Delivering closing arguments at Jocelyn Dupuis' fraud trial on Friday, defence lawyer Jean-Daniel Debkoski said his client intended no malice.
Dupuis was director-general of the Quebec Federation of Labour's construction wing between 1997 and 2008.
The former union boss is accused of billing the labour organization for tens of thousands of dollars in expenses by using fake or inflated bills.
Dupuis resigned abruptly after the extravagant expenses issue became public.
The charges against him relate to alleged offences between December 2007 and November 2008, a period in which he filed 43 expense accounts totalling $225,000.
During the trial, provincial police witnesses said investigators identified 144 bills they say could represent more than $63,000 in fake or inflated invoices.
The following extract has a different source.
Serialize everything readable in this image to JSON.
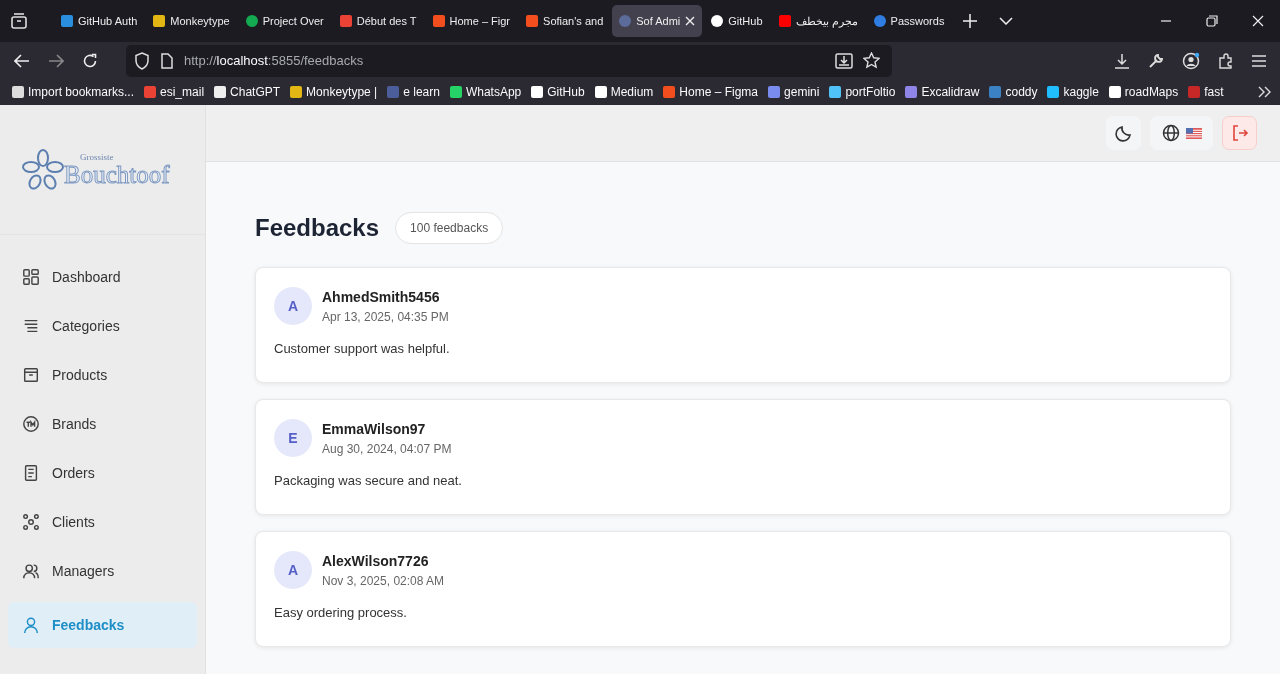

Of those, half are fake bills with no verifiable transaction record available, police said. The other half are allegedly inflated, with investigators having tracked down original receipts they say were far less than what was billed for.
The majority of those expenses were lavish restaurant bills.
Debkoski said union brass was aware and accepted the practice because Dupuis often paid union-related expenses out of pocket.
"Was it a lack of elegance, of tact, of transparency? Yes. But at the time, everyone knew,'' Debkoski told Quebec court Judge Denis Lavergne.
Debkoski said that while some of Dupuis's actions, such as billing expensive bottles of wines, may not have been morally justifiable, they do not constitute fraud because there was no criminal intent and no harm was caused to another party.
To that, Lavergne expressed skepticism that all of the money Dupuis claimed ended up going back to the workers.
Provincial police investigators showed at the trial that Dupuis didn't hesitate to order $300 or $400 bottles of wine at restaurants. In one instance, he claimed $1,500 for a meal when the bill was $1,100. The meal was on a Sunday in December when the construction wing was officially on holiday.
In another example, Dupuis claimed $7,800 for four meals for which he did have proper receipts while on a union trip to California and Las Vegas in March 2008.
Crown prosecutor Jacques Dagenais said there was no evidence the money was for the benefit of workers at all.
The point of union dues is to provide services to members. But Dagenais questioned the tactic of billing pricey meals and expensive wines to the union.
The Crown noted that many of these meal tabs came in at $1,000, $2,000 and even $3,000 and were certainly not acceptable expenses.
"On Saturday nights? With colleagues from the same office and their wives?'' Dagenais asked.
Many of the billed events were outside of regular business hours or on weekends.
The prosecutor called the scheme ``insane,'' ``absurd,'' and ``illogical.'' He also dismissed the defence's arguments as ``laughable.''
A union accountant testified at the trial that Dupuis was the only one to give handwritten receipts because he didn't use a union-issue credit card.
The expenses were accepted without any verification.
Lavergne is set to hand down his verdict on Sept. 26.
Dupuis will be tried separately, at a later date, on one count of inciting another person to file fake documents.